Same Sales Call for Mobile Marketplace
Microsoft offered more details about its developer strategy for Windows Marketplace for Mobile this week, announcing the business model and resources on its Windows Mobile developer portal
Turns out Microsoft's strategy is a lot like Apple's -- right down to the percentage of sales revenues for Marketplace app developers. Imitation is the sincerest form of flattery in some parts of the world (like China, maybe) but not Cupertino.
Starting this summer, developers can submit up to five apps for a $99 registration fee. Microsoft says it will run a "rigorous certification and testing process before applications go to market."
If accepted, an app can be distributed in up to 29 countries. Developers can choose to distribute it for free, or set targeted pricing by market and receive 70 percent of the sales revenue, said Inigo Lopez, Marketplace product manager.
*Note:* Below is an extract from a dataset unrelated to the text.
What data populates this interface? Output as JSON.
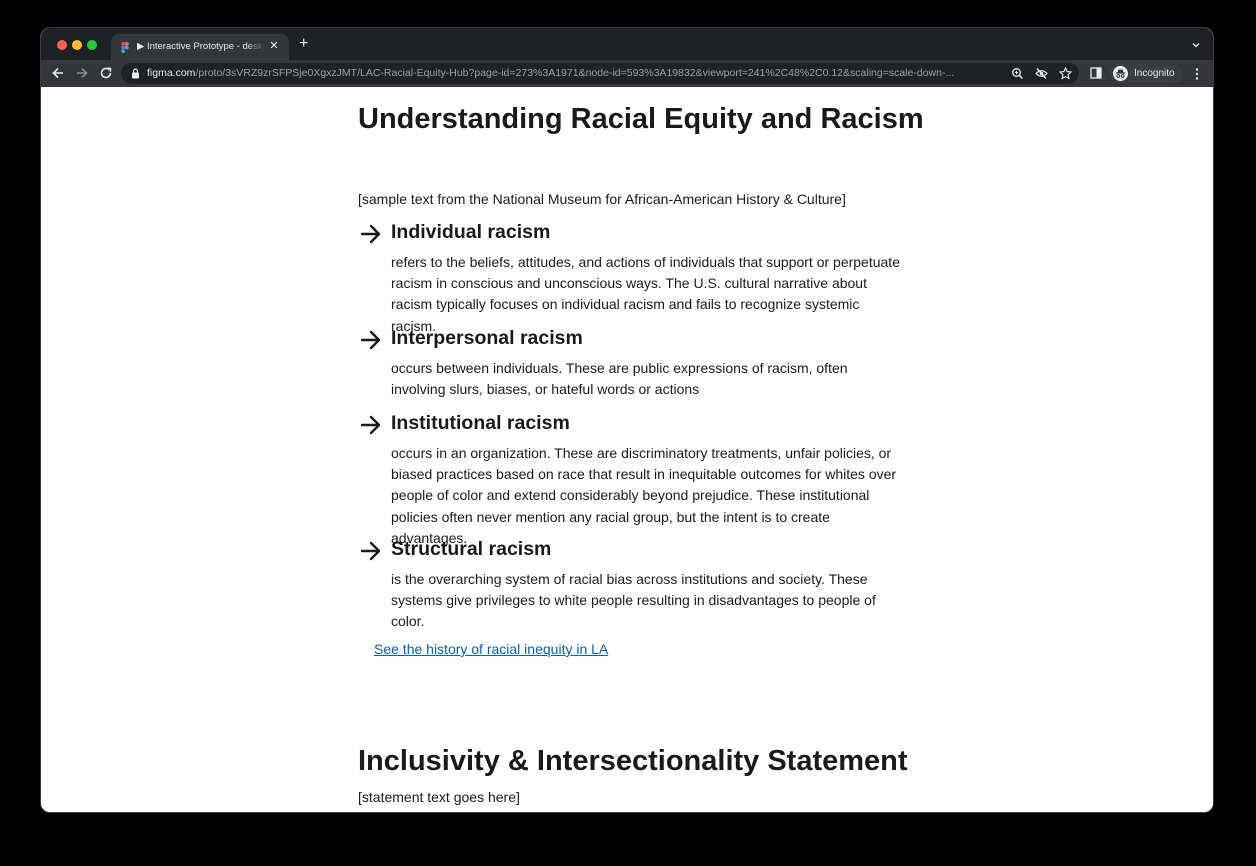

The app, which will enable users to access, search and download Windows Marketplace applications directly from their phones, will be part of the Windows Mobile 6.5 operating system. The suggested developer tooling is Windows Mobile 6.0 SDK, Visual Studio and .NET Compact Framework 3.5.
"Apple has proven that the 'app store' model works and Microsoft seems to have been taking notes on what works and what doesn't. The beauty about any app store is consumers have a single repository to find apps to install on their phone," wrote Mike, a developer and college network technician, in an e-mail.
"But that's where the comparison with Apple should end," he said. "Microsoft will always have a single important advantage over Apple: any developer can write an application and send it to friends, post on a forum, test personally, etc., without publishing to an app store or 'jail-breaking' your phone. This is one of the big reasons I couldn't give up Windows Mobile for an iPhone."
The Marketplace is progress but there's still a lot of work to do. Microsoft has to do a much better job of ensuring uniform performance for Windows Mobile across manufacturers and their respective devices. It also has a major PR problem that went further south with Vista.
Why can't they get marketing right in Redmond? In addition to soliciting cool apps, maybe Microsoft should run a contest to see who can come up with the best ad campaign.
Do you plan to develop a Windows Mobile app for Marketplace or is Apple's marketing too invaluable to pass up? Comment below or contact me directly at email@example.com.
Read "Microsoft Reveals Strategy for Mobile Developers" by Jeffrey Schwartz for more on this week's announcement.
Posted by Kathleen Richards on 03/12/2009 at 7:09 PM